The article goes on to state: “A wide range of programs are available to youth receiving SSI. Local education agencies provide special education services, which can include job-focused transition programs. The Social Security Administration offers supports to encourage employment—for example, by excluding some earned income from the calculation of SSI cash payments. State vocational rehabilitation agencies and local workforce centers make employment supports and training available to eligible youth. However, youth receiving SSI may not take advantage of these programs because of a lack of awareness, low expectations on the part of family members and service providers, and insufficient services or transportation in their local communities.”

Is there a lack of awareness of these programs? Are the expectations of SSI recipients lower than those of the general public? Is there fear of losing benefits altogether? And most importantly, if employment is available, will the individual truly gain ground by working?

Testimonials from individuals with disabilities receiving SSI across the US indicate a frustration with the rules of SSI; rules that are confusing, time consuming, seeming to create far more obstacles than open pathways to increasing one’s income by gaining employment. Primary among these concerns are the loss of benefits, especially medical or personal care benefits. These concerns are shared by parents of teens and adult children receiving SSI.

The Mayor’s Committee understands that it is not easy to navigate the murky waters of the SSI rules, especially with regard to working and maintaining medical coverage. Committee member Jennifer Zimmerman offers her understanding of those fears, and of the fact that there is a lack of awareness and a need for education, assistance and encouragement. “Parents don’t always realize that their child can get the Medi-CAL coverage without the SSI allotment. This is where most people receiving SSI get stuck and surrender to a life in poverty. Most are not aware that they can make over the allotted $1220 per month and still keep their Medi-CAL insurance through SSI.”

Committee member Scott Shepard, offers the following expertise and encouragement: “As someone who has assisted individuals receiving SSI to become employed for nearly 40 years, I have found that it is ALWAYS more beneficial for people to work when they receive SSI. People with SSI who do not work will generally live in poverty. The facts are that they will always earn more money while working, even as their SSI decreases based on their monthly income. Their Medi-CAL benefits will continue even if they earn enough to decrease their SSI income, and any work costs due to their disability can be deducted dollar for dollar as an Impairment Related Work Expense (IRWE).”

Committee member Kathleen Secchi spoke about the protective impulse of parents who fear a loss of benefits. This fear can be overcome with information, help and encouragement.
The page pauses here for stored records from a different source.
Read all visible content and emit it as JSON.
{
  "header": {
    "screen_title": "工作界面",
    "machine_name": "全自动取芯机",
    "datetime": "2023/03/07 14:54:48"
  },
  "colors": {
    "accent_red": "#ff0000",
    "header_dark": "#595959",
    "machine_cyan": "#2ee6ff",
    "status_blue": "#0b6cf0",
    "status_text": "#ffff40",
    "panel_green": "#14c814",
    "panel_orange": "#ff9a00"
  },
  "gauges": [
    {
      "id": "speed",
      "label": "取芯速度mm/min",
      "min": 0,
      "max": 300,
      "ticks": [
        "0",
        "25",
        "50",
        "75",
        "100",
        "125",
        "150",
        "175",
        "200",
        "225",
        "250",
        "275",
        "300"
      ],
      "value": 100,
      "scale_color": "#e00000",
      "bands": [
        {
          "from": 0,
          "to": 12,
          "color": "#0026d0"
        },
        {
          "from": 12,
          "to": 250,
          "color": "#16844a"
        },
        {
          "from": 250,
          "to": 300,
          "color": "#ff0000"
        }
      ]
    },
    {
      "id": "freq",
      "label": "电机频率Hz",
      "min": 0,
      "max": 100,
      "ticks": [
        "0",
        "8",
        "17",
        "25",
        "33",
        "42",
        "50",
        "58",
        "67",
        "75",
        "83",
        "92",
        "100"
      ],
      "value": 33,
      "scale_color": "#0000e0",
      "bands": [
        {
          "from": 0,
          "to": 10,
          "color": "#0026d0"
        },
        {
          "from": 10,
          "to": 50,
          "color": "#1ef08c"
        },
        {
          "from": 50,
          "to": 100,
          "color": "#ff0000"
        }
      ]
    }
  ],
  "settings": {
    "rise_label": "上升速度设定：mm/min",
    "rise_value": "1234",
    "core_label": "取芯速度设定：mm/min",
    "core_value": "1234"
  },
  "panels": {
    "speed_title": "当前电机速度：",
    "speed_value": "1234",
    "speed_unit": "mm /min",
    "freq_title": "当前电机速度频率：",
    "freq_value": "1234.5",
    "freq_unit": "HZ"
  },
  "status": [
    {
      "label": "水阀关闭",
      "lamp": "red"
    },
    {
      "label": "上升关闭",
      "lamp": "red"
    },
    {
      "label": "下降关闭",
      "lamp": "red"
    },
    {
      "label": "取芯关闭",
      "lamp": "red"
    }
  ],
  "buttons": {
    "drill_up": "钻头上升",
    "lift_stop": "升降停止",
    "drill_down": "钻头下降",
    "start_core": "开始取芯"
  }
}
Kathleen said, “It’s not surprising that families are afraid to let any benefits go that they’ve had to fight so hard for. The alternatives historically haven’t been very comforting. We do see that the options and landscape are starting to change, but we have so much work ahead of us. Any glimmer of light in that direction is fuel for our mission.”

We are moving into a time where the employment climate is changing in ways that provide many more opportunities for full time employment. The Mayor’s Committee looks forward to working with both employers and individuals with disabilities in 2019, with a focus on youth who are transitioning into the job market. It can be an exciting time for them, and we are committed to do our best to improve the outcomes for youth who receive SSI.